If your soil drains poorly, amending it with organic matter, such as compost or well-rotted manure, can improve its structure and enhance drainage. Raised beds or planting in containers can also provide better drainage and prevent waterlogging. When planting in containers, ensure they have adequate drainage holes.
When watering strawberry plants, they generally need about one inch of water per week, either from rainfall or irrigation. Monitor the weather and adjust your watering schedule accordingly. Water deeply to reach the roots but do so less frequently to encourage the plants to develop deep root systems.
Avoid overwatering as it can lead to root rot, fungal diseases, and, subsequently, browning leaves. A good way to check if your plants need watering is to feel the soil a few inches below the surface – if it feels dry, it’s time to water.
Correcting nutrient issues with fertilization
When faced with nutrient deficiencies or imbalances, fertilization can be an effective solution. Before adding any fertilizers, it’s essential to test your soil to determine its nutrient levels and pH.
Depending on the specific deficiency or imbalance identified, you may need to apply a balanced fertilizer that contains equal amounts of nitrogen, phosphorus, and potassium (N-P-K). Alternatively, some gardeners prefer using organic options like compost or fish emulsion. Whatever method you choose, remember to apply fertilizers sparingly and in accordance with the instructions provided.
Protecting plants from extreme weather conditions
Finally, protecting plants from extreme weather conditions can help prevent leaf browning. For instance, during hot periods, consider providing temporary shade using fabric covers or planting in areas with partial sun exposure. When frost is a concern, use row covers or plastic tunnels to protect the plants. Additionally, watering regularly and adjusting watering practices as needed can also help mitigate the effects of extreme temperatures.

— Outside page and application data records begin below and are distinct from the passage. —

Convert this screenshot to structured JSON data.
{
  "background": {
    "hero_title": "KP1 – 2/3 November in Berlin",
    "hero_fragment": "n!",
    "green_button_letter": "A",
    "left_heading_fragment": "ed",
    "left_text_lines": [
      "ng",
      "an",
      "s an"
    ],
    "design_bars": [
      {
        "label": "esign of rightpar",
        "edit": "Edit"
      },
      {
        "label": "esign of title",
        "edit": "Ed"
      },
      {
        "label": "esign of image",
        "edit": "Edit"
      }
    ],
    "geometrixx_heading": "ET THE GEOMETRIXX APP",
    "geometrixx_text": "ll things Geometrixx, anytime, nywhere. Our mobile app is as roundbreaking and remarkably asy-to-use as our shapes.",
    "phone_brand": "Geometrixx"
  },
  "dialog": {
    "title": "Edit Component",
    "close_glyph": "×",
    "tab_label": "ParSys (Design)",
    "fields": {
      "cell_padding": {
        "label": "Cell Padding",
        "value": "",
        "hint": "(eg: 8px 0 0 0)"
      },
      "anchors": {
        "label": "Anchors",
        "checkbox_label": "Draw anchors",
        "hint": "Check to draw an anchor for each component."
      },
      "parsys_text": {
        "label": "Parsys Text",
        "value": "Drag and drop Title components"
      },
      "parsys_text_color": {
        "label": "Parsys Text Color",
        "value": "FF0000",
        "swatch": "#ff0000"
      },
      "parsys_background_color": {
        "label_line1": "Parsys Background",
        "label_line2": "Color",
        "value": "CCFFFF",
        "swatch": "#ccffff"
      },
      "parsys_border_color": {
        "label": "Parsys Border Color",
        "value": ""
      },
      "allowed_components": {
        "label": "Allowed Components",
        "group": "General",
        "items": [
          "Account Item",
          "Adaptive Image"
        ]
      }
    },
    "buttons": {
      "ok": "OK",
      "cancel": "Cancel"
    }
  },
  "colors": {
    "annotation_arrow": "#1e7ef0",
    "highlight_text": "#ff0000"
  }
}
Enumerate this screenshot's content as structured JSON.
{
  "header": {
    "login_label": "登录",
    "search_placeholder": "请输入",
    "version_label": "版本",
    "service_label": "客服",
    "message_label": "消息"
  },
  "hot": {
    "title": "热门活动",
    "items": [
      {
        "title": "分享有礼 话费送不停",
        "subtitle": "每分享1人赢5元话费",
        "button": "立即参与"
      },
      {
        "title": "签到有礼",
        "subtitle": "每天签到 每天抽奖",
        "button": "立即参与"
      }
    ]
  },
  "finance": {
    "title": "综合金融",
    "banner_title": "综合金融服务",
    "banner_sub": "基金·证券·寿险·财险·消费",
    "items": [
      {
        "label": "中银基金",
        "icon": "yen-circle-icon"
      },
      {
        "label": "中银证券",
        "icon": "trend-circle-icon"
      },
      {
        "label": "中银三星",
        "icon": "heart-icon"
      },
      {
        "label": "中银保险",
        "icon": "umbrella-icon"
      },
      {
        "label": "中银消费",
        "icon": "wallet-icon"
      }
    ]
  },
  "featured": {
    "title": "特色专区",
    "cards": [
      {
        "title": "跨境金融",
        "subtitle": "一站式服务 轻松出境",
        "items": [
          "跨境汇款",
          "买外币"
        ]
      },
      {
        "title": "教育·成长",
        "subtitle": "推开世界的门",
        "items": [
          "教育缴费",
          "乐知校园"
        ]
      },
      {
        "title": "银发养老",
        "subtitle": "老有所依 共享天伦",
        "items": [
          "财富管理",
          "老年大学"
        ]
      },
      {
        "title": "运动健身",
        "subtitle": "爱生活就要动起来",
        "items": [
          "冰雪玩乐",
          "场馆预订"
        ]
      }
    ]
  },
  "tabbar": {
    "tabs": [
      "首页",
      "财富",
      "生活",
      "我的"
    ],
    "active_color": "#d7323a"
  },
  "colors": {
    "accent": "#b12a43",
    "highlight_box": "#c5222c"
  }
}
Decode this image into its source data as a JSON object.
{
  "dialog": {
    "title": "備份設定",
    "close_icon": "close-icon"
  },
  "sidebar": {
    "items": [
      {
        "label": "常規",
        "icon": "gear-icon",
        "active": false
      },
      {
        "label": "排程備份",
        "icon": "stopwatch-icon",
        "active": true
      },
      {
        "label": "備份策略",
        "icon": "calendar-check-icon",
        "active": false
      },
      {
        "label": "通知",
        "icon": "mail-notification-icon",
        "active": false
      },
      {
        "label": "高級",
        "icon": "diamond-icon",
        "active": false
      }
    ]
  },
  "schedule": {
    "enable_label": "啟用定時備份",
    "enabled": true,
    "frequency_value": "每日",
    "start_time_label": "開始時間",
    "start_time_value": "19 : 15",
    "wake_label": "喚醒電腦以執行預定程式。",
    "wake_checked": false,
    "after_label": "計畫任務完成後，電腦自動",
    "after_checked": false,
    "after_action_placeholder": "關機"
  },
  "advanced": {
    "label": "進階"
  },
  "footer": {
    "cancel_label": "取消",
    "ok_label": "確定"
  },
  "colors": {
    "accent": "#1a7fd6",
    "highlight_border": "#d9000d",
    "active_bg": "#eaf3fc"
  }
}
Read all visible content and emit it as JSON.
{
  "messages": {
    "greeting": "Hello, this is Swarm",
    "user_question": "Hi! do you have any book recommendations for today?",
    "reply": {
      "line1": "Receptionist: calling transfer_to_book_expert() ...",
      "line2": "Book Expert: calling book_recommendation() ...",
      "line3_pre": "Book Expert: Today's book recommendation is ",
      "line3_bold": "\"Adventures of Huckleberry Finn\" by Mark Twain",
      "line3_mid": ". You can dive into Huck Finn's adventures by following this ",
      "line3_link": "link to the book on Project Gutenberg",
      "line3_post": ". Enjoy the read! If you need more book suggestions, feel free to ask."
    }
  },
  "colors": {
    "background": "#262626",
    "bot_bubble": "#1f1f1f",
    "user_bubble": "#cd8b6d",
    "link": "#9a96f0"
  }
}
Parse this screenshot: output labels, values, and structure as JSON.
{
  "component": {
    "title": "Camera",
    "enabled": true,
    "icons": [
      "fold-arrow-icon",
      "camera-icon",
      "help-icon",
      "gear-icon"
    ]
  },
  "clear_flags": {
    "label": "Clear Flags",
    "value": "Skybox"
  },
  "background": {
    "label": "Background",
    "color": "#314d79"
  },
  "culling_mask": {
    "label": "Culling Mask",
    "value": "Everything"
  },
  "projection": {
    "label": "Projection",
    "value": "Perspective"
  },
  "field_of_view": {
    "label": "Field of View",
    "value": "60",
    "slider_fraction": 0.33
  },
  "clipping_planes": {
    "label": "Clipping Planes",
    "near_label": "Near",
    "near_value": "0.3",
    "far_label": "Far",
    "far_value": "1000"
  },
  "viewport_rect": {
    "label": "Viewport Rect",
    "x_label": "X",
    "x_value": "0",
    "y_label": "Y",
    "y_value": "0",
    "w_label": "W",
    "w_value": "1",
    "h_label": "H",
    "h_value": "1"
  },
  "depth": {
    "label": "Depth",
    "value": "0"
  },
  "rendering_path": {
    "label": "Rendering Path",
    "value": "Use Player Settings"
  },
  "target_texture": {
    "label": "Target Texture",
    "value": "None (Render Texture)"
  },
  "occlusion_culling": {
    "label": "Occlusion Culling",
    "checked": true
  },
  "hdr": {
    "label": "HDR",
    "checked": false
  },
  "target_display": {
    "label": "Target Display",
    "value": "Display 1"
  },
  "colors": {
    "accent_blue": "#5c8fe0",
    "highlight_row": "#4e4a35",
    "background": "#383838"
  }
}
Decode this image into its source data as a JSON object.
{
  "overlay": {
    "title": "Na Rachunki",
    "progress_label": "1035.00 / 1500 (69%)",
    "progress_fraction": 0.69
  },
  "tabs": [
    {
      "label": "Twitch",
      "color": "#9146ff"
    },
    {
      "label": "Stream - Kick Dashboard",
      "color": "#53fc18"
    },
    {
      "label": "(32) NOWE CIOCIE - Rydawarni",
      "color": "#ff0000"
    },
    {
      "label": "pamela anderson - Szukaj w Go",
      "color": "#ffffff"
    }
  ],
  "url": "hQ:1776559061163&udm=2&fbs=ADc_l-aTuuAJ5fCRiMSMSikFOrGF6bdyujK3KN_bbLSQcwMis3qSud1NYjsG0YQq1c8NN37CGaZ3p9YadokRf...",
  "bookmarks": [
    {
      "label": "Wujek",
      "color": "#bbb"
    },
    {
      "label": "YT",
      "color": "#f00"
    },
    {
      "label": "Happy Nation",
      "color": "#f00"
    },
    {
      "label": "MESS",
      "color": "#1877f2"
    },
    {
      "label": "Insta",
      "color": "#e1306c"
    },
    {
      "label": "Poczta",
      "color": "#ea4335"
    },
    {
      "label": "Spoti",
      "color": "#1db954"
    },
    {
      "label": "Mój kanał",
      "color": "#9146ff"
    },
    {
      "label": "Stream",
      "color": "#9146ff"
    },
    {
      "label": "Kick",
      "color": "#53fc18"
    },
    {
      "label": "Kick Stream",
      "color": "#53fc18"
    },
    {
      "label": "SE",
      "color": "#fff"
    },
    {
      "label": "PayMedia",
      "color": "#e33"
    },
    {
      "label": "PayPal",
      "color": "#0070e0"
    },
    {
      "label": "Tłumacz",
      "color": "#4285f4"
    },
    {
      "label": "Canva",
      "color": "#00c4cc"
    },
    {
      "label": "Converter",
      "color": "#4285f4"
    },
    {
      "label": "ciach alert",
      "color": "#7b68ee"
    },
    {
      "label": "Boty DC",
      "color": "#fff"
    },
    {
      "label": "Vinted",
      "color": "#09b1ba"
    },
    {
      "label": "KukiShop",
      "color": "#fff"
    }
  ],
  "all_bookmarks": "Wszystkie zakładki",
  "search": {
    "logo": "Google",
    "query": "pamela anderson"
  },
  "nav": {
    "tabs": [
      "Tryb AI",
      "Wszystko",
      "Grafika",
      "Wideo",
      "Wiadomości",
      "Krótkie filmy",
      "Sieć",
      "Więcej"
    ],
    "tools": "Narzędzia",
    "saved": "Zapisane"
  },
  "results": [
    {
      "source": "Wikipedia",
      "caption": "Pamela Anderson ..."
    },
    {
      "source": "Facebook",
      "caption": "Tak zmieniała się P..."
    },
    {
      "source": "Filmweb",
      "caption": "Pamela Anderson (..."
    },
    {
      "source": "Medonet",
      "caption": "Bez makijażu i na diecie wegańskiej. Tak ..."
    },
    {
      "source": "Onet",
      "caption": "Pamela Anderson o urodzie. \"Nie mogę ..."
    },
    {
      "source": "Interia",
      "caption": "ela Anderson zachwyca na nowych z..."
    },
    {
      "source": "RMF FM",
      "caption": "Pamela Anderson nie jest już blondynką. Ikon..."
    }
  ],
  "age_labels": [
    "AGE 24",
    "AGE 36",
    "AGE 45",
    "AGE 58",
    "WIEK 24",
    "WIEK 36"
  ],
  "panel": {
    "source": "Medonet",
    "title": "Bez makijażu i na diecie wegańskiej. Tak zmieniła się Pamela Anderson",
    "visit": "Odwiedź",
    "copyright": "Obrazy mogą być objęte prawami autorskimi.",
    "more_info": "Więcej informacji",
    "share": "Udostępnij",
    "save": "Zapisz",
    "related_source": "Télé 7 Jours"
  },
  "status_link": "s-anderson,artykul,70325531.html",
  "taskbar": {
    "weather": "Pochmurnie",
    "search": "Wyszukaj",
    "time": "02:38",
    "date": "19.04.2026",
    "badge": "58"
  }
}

Strawberry plant leaves turning brown can indicate a wide range of issues, from fungal diseases and pest infestations to environmental stressors and nutrient deficiencies. Understanding the underlying cause is key to effectively treating and preventing recurring problems. By implementing some of the measures discussed above, you can help keep your strawberry plants healthy and vibrant, ensuring a bountiful harvest of delicious berries season after season. So don’t wait until your plants are in distress – be proactive in caring for them with proper pruning, watering, fertilization, and pest control practices. Happy gardening!